EXERCISE DETAILS ->
Look through the data below. Show each line where the string "JSON" occurs.

BEGIN

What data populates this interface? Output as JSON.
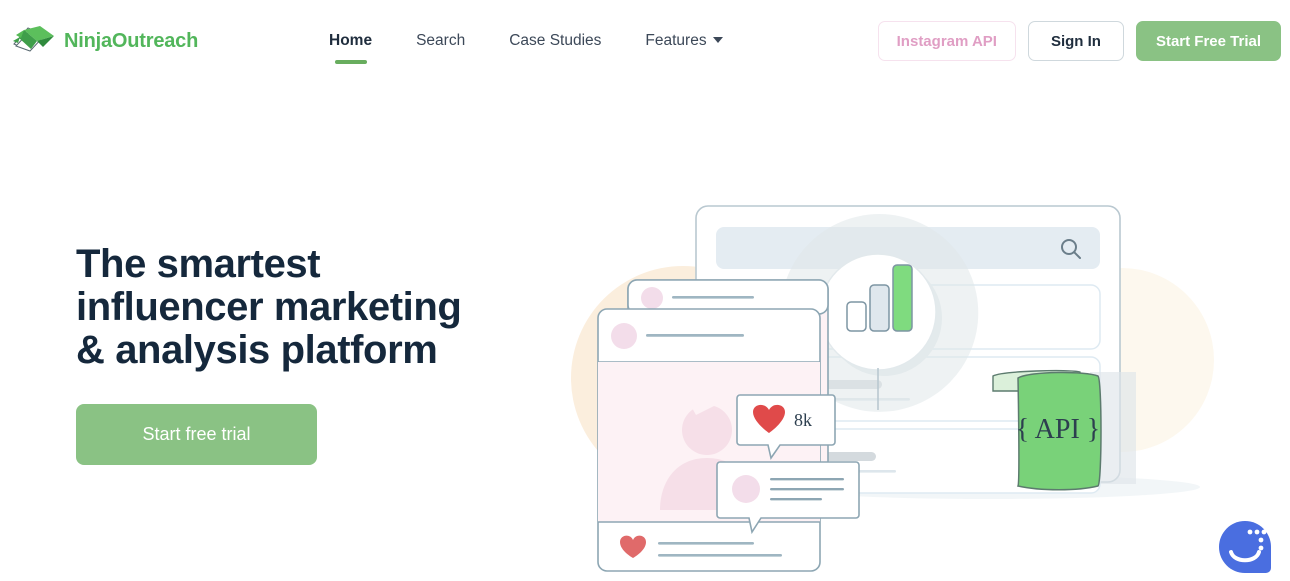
{
  "brand": {
    "name": "NinjaOutreach",
    "logo_icon": "ninja-envelope-logo",
    "color": "#52b65b"
  },
  "nav": {
    "items": [
      {
        "label": "Home",
        "active": true,
        "has_dropdown": false
      },
      {
        "label": "Search",
        "active": false,
        "has_dropdown": false
      },
      {
        "label": "Case Studies",
        "active": false,
        "has_dropdown": false
      },
      {
        "label": "Features",
        "active": false,
        "has_dropdown": true
      }
    ],
    "dropdown_icon": "chevron-down-icon",
    "active_underline_color": "#68ad5e"
  },
  "header_actions": {
    "instagram_api": {
      "label": "Instagram API",
      "text_color": "#e09ec4",
      "border_color": "#f6e2ee"
    },
    "sign_in": {
      "label": "Sign In",
      "text_color": "#1f2d3d",
      "border_color": "#cfd8dd"
    },
    "start_free_trial": {
      "label": "Start Free Trial",
      "bg_color": "#8ac284",
      "text_color": "#ffffff"
    }
  },
  "hero": {
    "title_line_1": "The smartest",
    "title_line_2": "influencer marketing",
    "title_line_3": "& analysis platform",
    "title_color": "#15283c",
    "cta_label": "Start free trial",
    "cta_bg_color": "#8ac284"
  },
  "illustration": {
    "name": "influencer-analytics-illustration",
    "blob_peach_color": "#fbeedd",
    "blob_cream_color": "#fdf8ee",
    "badge": {
      "name": "analytics-badge",
      "icon": "bar-chart-icon",
      "bars": [
        {
          "height_pct": 28,
          "fill": "#ffffff"
        },
        {
          "height_pct": 62,
          "fill": "#dfe7ed"
        },
        {
          "height_pct": 100,
          "fill": "#7fdb7f"
        }
      ]
    },
    "dashed_path": {
      "name": "dashed-trajectory-path",
      "color": "#8fa3ae"
    },
    "social_post": {
      "name": "social-post-card",
      "avatar_color": "#f3ddea",
      "photo_bg_color": "#fdf2f5",
      "silhouette_color": "#f6dfe8",
      "heart_icon": "heart-icon",
      "heart_color": "#e06a6a"
    },
    "like_tooltip": {
      "name": "like-count-tooltip",
      "icon": "heart-icon",
      "count": "8k"
    },
    "comment_bubble": {
      "name": "comment-bubble",
      "avatar_color": "#f3ddea"
    },
    "results_panel": {
      "name": "search-results-panel",
      "search_icon": "search-icon",
      "search_bar_color": "#e4ecf2",
      "rows": [
        {
          "name": "result-row",
          "avatar_color": "#d7e7f2"
        },
        {
          "name": "result-row",
          "avatar_color": "#d7e7f2"
        },
        {
          "name": "result-row",
          "avatar_color": "#d7e7f2"
        }
      ]
    },
    "api_scroll": {
      "name": "api-scroll",
      "label": "{ API }",
      "bg_color": "#79d279",
      "top_color": "#dbf0da",
      "text_color": "#2d3f4f"
    }
  },
  "chat_widget": {
    "name": "chat-widget-button",
    "icon": "chat-smile-icon",
    "color": "#4a6ee0"
  }
}
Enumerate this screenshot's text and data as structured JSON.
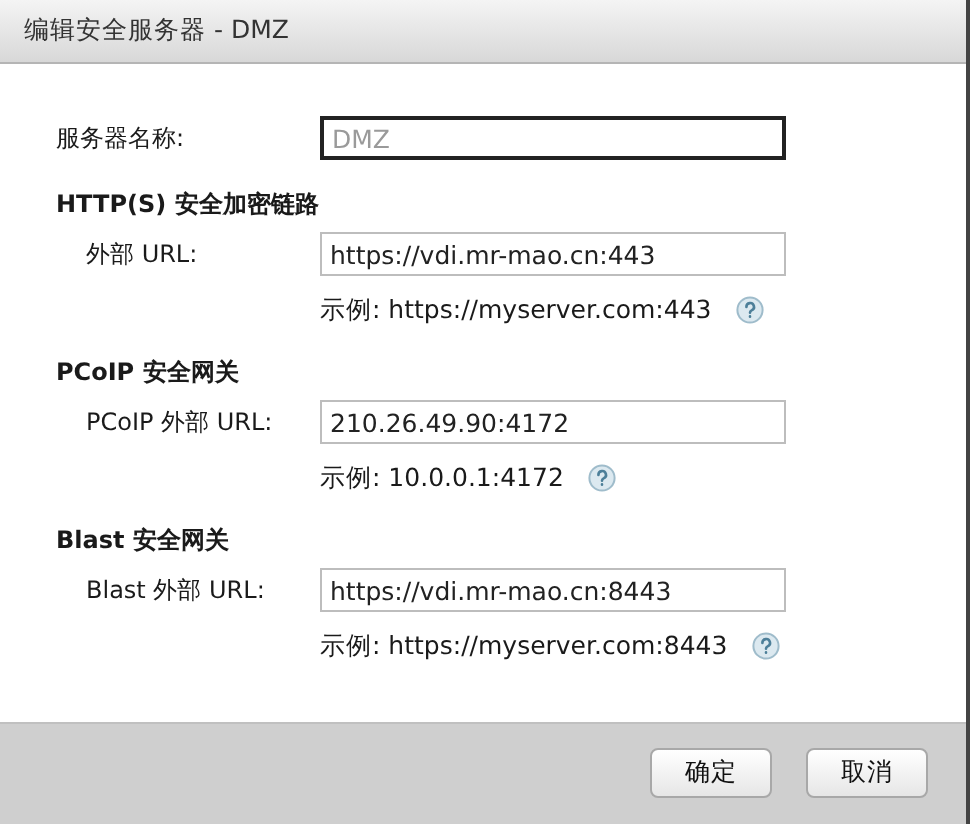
{
  "window": {
    "title": "编辑安全服务器 - DMZ"
  },
  "server_name": {
    "label": "服务器名称:",
    "value": "DMZ",
    "disabled": true
  },
  "sections": [
    {
      "title": "HTTP(S) 安全加密链路",
      "label": "外部 URL:",
      "value": "https://vdi.mr-mao.cn:443",
      "example": "示例: https://myserver.com:443"
    },
    {
      "title": "PCoIP 安全网关",
      "label": "PCoIP 外部 URL:",
      "value": "210.26.49.90:4172",
      "example": "示例: 10.0.0.1:4172"
    },
    {
      "title": "Blast 安全网关",
      "label": "Blast 外部 URL:",
      "value": "https://vdi.mr-mao.cn:8443",
      "example": "示例: https://myserver.com:8443"
    }
  ],
  "buttons": [
    "确定",
    "取消"
  ]
}
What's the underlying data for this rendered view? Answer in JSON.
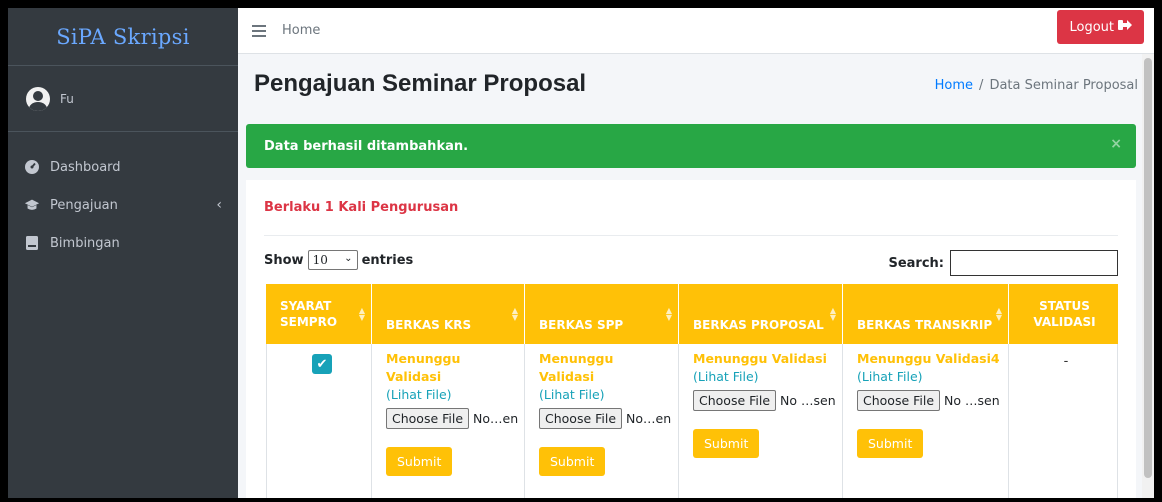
{
  "sidebar": {
    "brand": "SiPA Skripsi",
    "user": "Fu",
    "items": [
      {
        "label": "Dashboard",
        "icon": "tachometer-icon"
      },
      {
        "label": "Pengajuan",
        "icon": "graduation-cap-icon"
      },
      {
        "label": "Bimbingan",
        "icon": "book-icon"
      }
    ]
  },
  "topbar": {
    "home": "Home",
    "logout": "Logout"
  },
  "header": {
    "title": "Pengajuan Seminar Proposal"
  },
  "breadcrumb": {
    "home": "Home",
    "separator": "/",
    "current": "Data Seminar Proposal"
  },
  "alert": {
    "message": "Data berhasil ditambahkan.",
    "close": "×"
  },
  "card": {
    "title": "Berlaku 1 Kali Pengurusan"
  },
  "datatable": {
    "show": "Show",
    "entries_value": "10",
    "entries": "entries",
    "search_label": "Search:"
  },
  "table": {
    "headers": [
      "SYARAT SEMPRO",
      "BERKAS KRS",
      "BERKAS SPP",
      "BERKAS PROPOSAL",
      "BERKAS TRANSKRIP",
      "STATUS VALIDASI"
    ],
    "row": {
      "krs": {
        "status": "Menunggu Validasi",
        "link": "(Lihat File)",
        "choose": "Choose File",
        "file": "No…en",
        "submit": "Submit"
      },
      "spp": {
        "status": "Menunggu Validasi",
        "link": "(Lihat File)",
        "choose": "Choose File",
        "file": "No…en",
        "submit": "Submit"
      },
      "proposal": {
        "status": "Menunggu Validasi",
        "link": "(Lihat File)",
        "choose": "Choose File",
        "file": "No …sen",
        "submit": "Submit"
      },
      "transkrip": {
        "status": "Menunggu Validasi4",
        "link": "(Lihat File)",
        "choose": "Choose File",
        "file": "No …sen",
        "submit": "Submit"
      },
      "validasi": "-"
    }
  },
  "colors": {
    "sidebar": "#343a40",
    "brand": "#6aa8ff",
    "header": "#ffc107",
    "alert": "#28a745",
    "logout": "#dc3545",
    "link": "#17a2b8"
  }
}
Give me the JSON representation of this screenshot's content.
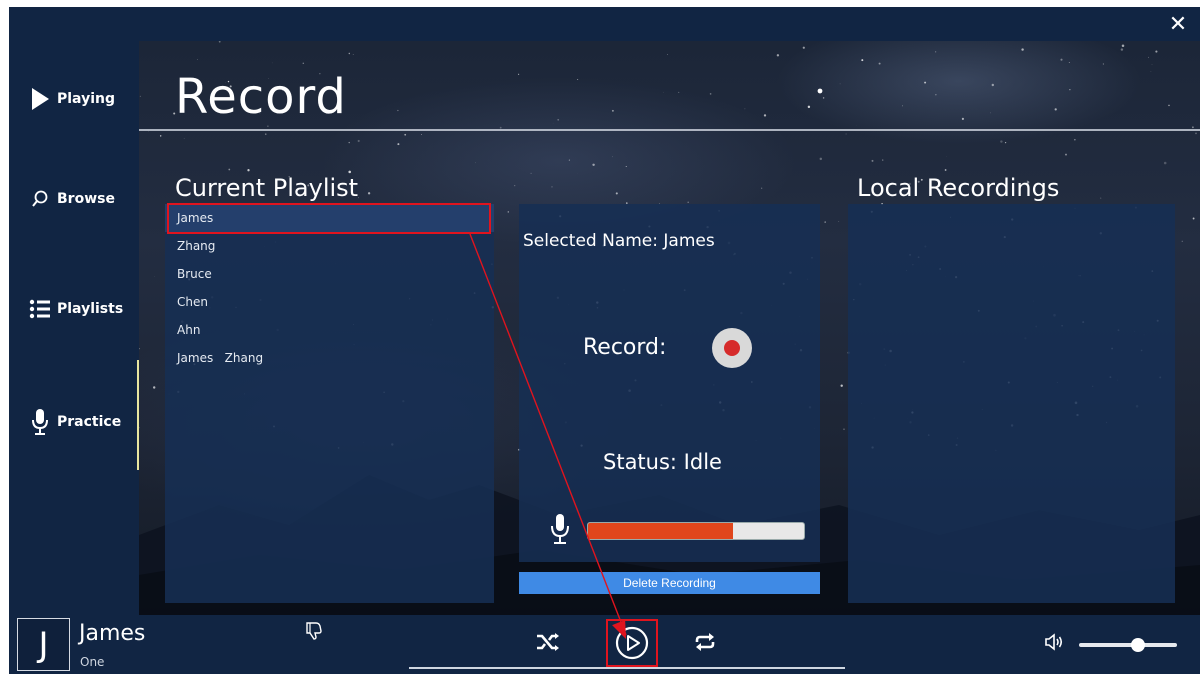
{
  "window": {
    "close_label": "✕"
  },
  "sidebar": {
    "items": [
      {
        "label": "Playing",
        "icon": "play-icon"
      },
      {
        "label": "Browse",
        "icon": "search-icon"
      },
      {
        "label": "Playlists",
        "icon": "list-icon"
      },
      {
        "label": "Practice",
        "icon": "microphone-icon"
      }
    ],
    "active": "Practice"
  },
  "header": {
    "title": "Record"
  },
  "playlist": {
    "title": "Current Playlist",
    "items": [
      "James",
      "Zhang",
      "Bruce",
      "Chen",
      "Ahn",
      "James   Zhang"
    ],
    "selected_index": 0
  },
  "detail": {
    "selected_name": "Selected Name: James",
    "record_label": "Record:",
    "status": "Status: Idle",
    "level_fraction": 0.67,
    "delete_label": "Delete Recording"
  },
  "recordings": {
    "title": "Local Recordings"
  },
  "player": {
    "art_letter": "J",
    "track_title": "James",
    "track_artist": "One",
    "volume_fraction": 0.6
  },
  "colors": {
    "background": "#112543",
    "panel": "#162e54",
    "accent_blue": "#3f8ae5",
    "level_orange": "#e0461c",
    "record_red": "#d62b2b",
    "annotation_red": "#e0141e"
  }
}
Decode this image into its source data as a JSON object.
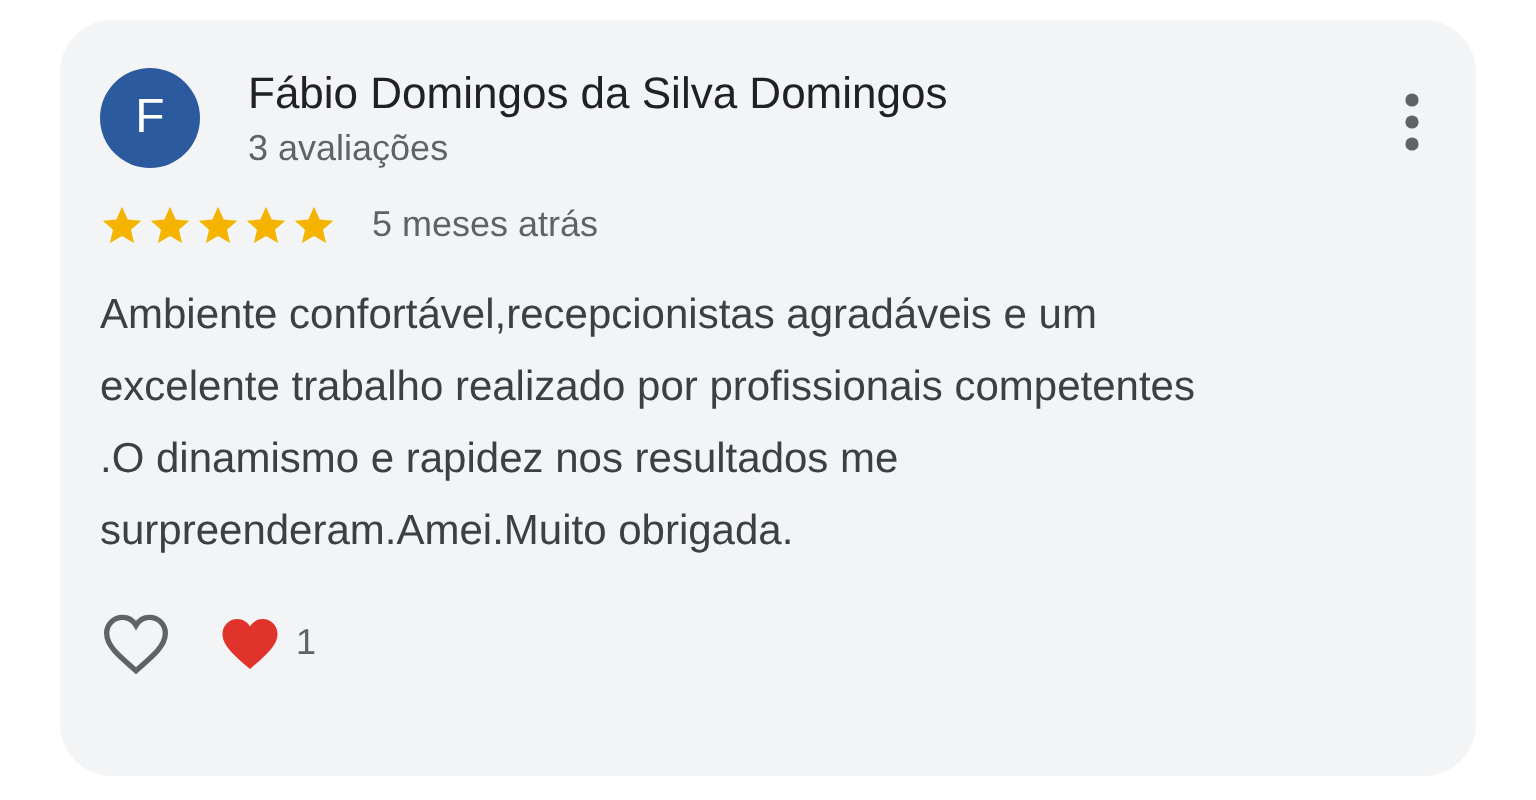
{
  "review": {
    "avatar_letter": "F",
    "author": "Fábio Domingos da Silva Domingos",
    "reviews_count": "3 avaliações",
    "stars": 5,
    "time": "5 meses atrás",
    "text": "Ambiente confortável,recepcionistas agradáveis e um excelente trabalho realizado por profissionais competentes .O dinamismo e rapidez nos resultados me surpreenderam.Amei.Muito obrigada.",
    "liked": false,
    "reaction_count": "1"
  }
}
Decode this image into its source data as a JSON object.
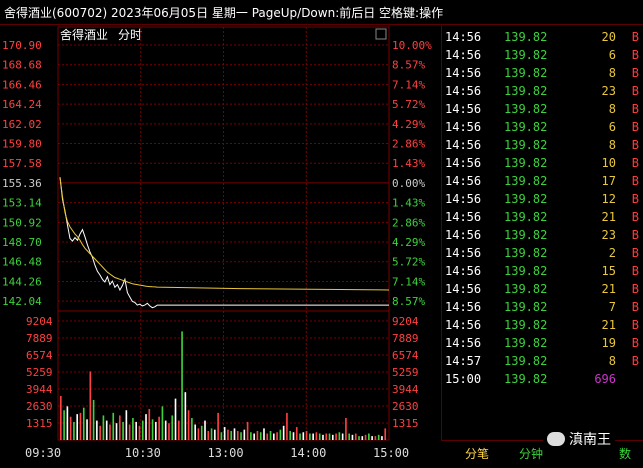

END

SOLUTION TO THIS TASK ->
What data populates this interface? Output as JSON.
Enumerate this screenshot's text and data as structured JSON.
What's the underlying data for this rendered view? Answer in JSON.
Give me the JSON representation of this screenshot's content.
Decode this image into its source data as a JSON object.
Decode this image into its source data as a JSON object.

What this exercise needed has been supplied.